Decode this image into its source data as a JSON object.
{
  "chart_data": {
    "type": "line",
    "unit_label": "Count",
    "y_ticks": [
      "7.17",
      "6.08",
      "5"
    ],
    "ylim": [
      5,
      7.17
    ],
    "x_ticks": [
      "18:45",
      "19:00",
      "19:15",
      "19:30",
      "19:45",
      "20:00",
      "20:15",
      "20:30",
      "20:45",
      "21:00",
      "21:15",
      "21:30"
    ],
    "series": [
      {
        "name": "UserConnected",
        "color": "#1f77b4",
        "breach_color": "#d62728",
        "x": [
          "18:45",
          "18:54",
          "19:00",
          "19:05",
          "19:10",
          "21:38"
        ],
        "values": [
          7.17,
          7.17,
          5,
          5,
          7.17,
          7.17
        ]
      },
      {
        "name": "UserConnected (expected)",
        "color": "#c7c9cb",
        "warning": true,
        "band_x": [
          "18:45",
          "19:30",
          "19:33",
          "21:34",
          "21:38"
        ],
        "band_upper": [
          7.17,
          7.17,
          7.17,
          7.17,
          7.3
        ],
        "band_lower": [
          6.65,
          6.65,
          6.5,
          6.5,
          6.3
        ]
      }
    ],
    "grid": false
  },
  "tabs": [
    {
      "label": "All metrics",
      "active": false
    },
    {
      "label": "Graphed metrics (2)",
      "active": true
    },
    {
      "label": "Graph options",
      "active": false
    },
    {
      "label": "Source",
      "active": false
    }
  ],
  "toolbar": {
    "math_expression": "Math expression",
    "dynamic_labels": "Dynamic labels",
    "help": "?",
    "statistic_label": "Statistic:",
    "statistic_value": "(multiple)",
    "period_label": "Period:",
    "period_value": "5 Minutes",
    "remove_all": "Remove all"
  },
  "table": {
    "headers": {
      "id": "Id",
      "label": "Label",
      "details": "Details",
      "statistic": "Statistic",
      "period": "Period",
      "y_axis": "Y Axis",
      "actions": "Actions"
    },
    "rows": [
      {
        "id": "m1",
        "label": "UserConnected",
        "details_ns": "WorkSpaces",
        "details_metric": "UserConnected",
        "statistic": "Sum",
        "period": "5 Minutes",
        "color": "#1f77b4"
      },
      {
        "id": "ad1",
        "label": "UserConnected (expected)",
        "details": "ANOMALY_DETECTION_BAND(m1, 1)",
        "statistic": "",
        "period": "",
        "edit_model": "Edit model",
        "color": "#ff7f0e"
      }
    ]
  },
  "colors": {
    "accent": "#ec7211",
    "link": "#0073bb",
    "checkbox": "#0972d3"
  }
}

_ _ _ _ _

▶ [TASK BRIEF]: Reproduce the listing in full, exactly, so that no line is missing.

▶ [RESPONSE FOR THIS EXERCISE]:
Decode this image into its source data as a JSON object.
{
  "chart_data": {
    "type": "line",
    "unit_label": "Count",
    "y_ticks": [
      "7.17",
      "6.08",
      "5"
    ],
    "ylim": [
      5,
      7.17
    ],
    "x_ticks": [
      "18:45",
      "19:00",
      "19:15",
      "19:30",
      "19:45",
      "20:00",
      "20:15",
      "20:30",
      "20:45",
      "21:00",
      "21:15",
      "21:30"
    ],
    "series": [
      {
        "name": "UserConnected",
        "color": "#1f77b4",
        "breach_color": "#d62728",
        "x": [
          "18:45",
          "18:54",
          "19:00",
          "19:05",
          "19:10",
          "21:38"
        ],
        "values": [
          7.17,
          7.17,
          5,
          5,
          7.17,
          7.17
        ]
      },
      {
        "name": "UserConnected (expected)",
        "color": "#c7c9cb",
        "warning": true,
        "band_x": [
          "18:45",
          "19:30",
          "19:33",
          "21:34",
          "21:38"
        ],
        "band_upper": [
          7.17,
          7.17,
          7.17,
          7.17,
          7.3
        ],
        "band_lower": [
          6.65,
          6.65,
          6.5,
          6.5,
          6.3
        ]
      }
    ],
    "grid": false
  },
  "tabs": [
    {
      "label": "All metrics",
      "active": false
    },
    {
      "label": "Graphed metrics (2)",
      "active": true
    },
    {
      "label": "Graph options",
      "active": false
    },
    {
      "label": "Source",
      "active": false
    }
  ],
  "toolbar": {
    "math_expression": "Math expression",
    "dynamic_labels": "Dynamic labels",
    "help": "?",
    "statistic_label": "Statistic:",
    "statistic_value": "(multiple)",
    "period_label": "Period:",
    "period_value": "5 Minutes",
    "remove_all": "Remove all"
  },
  "table": {
    "headers": {
      "id": "Id",
      "label": "Label",
      "details": "Details",
      "statistic": "Statistic",
      "period": "Period",
      "y_axis": "Y Axis",
      "actions": "Actions"
    },
    "rows": [
      {
        "id": "m1",
        "label": "UserConnected",
        "details_ns": "WorkSpaces",
        "details_metric": "UserConnected",
        "statistic": "Sum",
        "period": "5 Minutes",
        "color": "#1f77b4"
      },
      {
        "id": "ad1",
        "label": "UserConnected (expected)",
        "details": "ANOMALY_DETECTION_BAND(m1, 1)",
        "statistic": "",
        "period": "",
        "edit_model": "Edit model",
        "color": "#ff7f0e"
      }
    ]
  },
  "colors": {
    "accent": "#ec7211",
    "link": "#0073bb",
    "checkbox": "#0972d3"
  }
}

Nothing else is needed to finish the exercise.